Tag: pet insurance

Pet Insurance: All About Excess

Pet Insurance: All About Excess

So you’ve made the decision to take out pet insurance – fantastic. You can now be assured your beloved pet is covered should the worst happen, and you can provide for them in case of an emergency. Obviously, you’ve made the right decision. Find more information about Petplan insurances here!

Unfortunately, the process isn’t quite over yet. It’s not advisable to just sign up to the first pet insurance policy you see; in fact, that’s a sure fire way to ensure you end up being ripped off. Like any other type of insurance, pet insurance has its pitfalls and problems you need to avoid, and arguably the biggest of these is the issue of excess.

Huh? Excess?

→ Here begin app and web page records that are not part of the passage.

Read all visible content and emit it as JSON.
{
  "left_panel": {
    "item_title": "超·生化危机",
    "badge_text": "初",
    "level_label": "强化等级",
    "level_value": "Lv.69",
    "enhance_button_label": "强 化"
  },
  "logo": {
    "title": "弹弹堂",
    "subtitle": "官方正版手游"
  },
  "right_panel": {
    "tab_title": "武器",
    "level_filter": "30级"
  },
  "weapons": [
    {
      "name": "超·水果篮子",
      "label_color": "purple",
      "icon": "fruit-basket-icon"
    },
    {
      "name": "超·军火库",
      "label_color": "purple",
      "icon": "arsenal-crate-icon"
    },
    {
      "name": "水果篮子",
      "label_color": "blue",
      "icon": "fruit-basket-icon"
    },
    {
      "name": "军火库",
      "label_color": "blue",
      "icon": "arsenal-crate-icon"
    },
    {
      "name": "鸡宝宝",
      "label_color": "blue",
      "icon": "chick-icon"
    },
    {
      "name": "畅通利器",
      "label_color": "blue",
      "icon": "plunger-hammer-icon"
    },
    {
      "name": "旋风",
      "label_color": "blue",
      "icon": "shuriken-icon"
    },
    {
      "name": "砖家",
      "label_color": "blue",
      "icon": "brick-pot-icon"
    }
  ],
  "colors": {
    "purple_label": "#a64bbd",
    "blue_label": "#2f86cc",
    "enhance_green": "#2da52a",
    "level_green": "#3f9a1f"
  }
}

If you’ve ever taken out any kind of insurance cover before, you might be familiar with excess. It tends to apply across the board, no matter what you’re actually insuring – but that doesn’t make it any less pleasant. Essentially, the excess is a nominal amount you pay if you need to use your insurance to pay for something. For example, if your cat gets injured and requires an operation to reset a bone, you’re going to want your insurance to pay for that. However, before the insurance company pays out, they will require you to pay the excess fee. You’ll usually have to pay this fee by debit or credit card, and then the company will take over and liaise with your vets to pay the full bill.

The Good Side

One of the great things about excess is that it can help lower your yearly or monthly pet insurance premium. Most insurance policies will have a default amount of excess – anything around 25 / $35 is usual – which you have to pay no matter what, but if you’re willing to agree to an excess above that standard amount, your premium should be lower.

However…

Before you go signing up for the most significant excess amount you can so you can save money on your regular payments, think for a moment.

One of the main reasons people purchase pet insurance is so they can be sure that they’re going to have the money available should their pet need it in case of illness and emergency. If you agree to an excess of, say, 250 / $300 – can you be sure you’ll have that amount every time at concise notice? Because if you can’t, then you won’t be able to pay the excess, and that means your insurance company won’t pay the vet bills.

Your Situation

What to do with this fee depends on your situation. If you are generally financially solvent and could afford a one-off short notice payment of around 100 / $150, then, by all means, set your excess to that amount. It might be worth saving that money in a particular bank account, just in case, it’s needed.

However, if you may have struggle raising that kind of cash at short notice, it’s probably worth … Read More..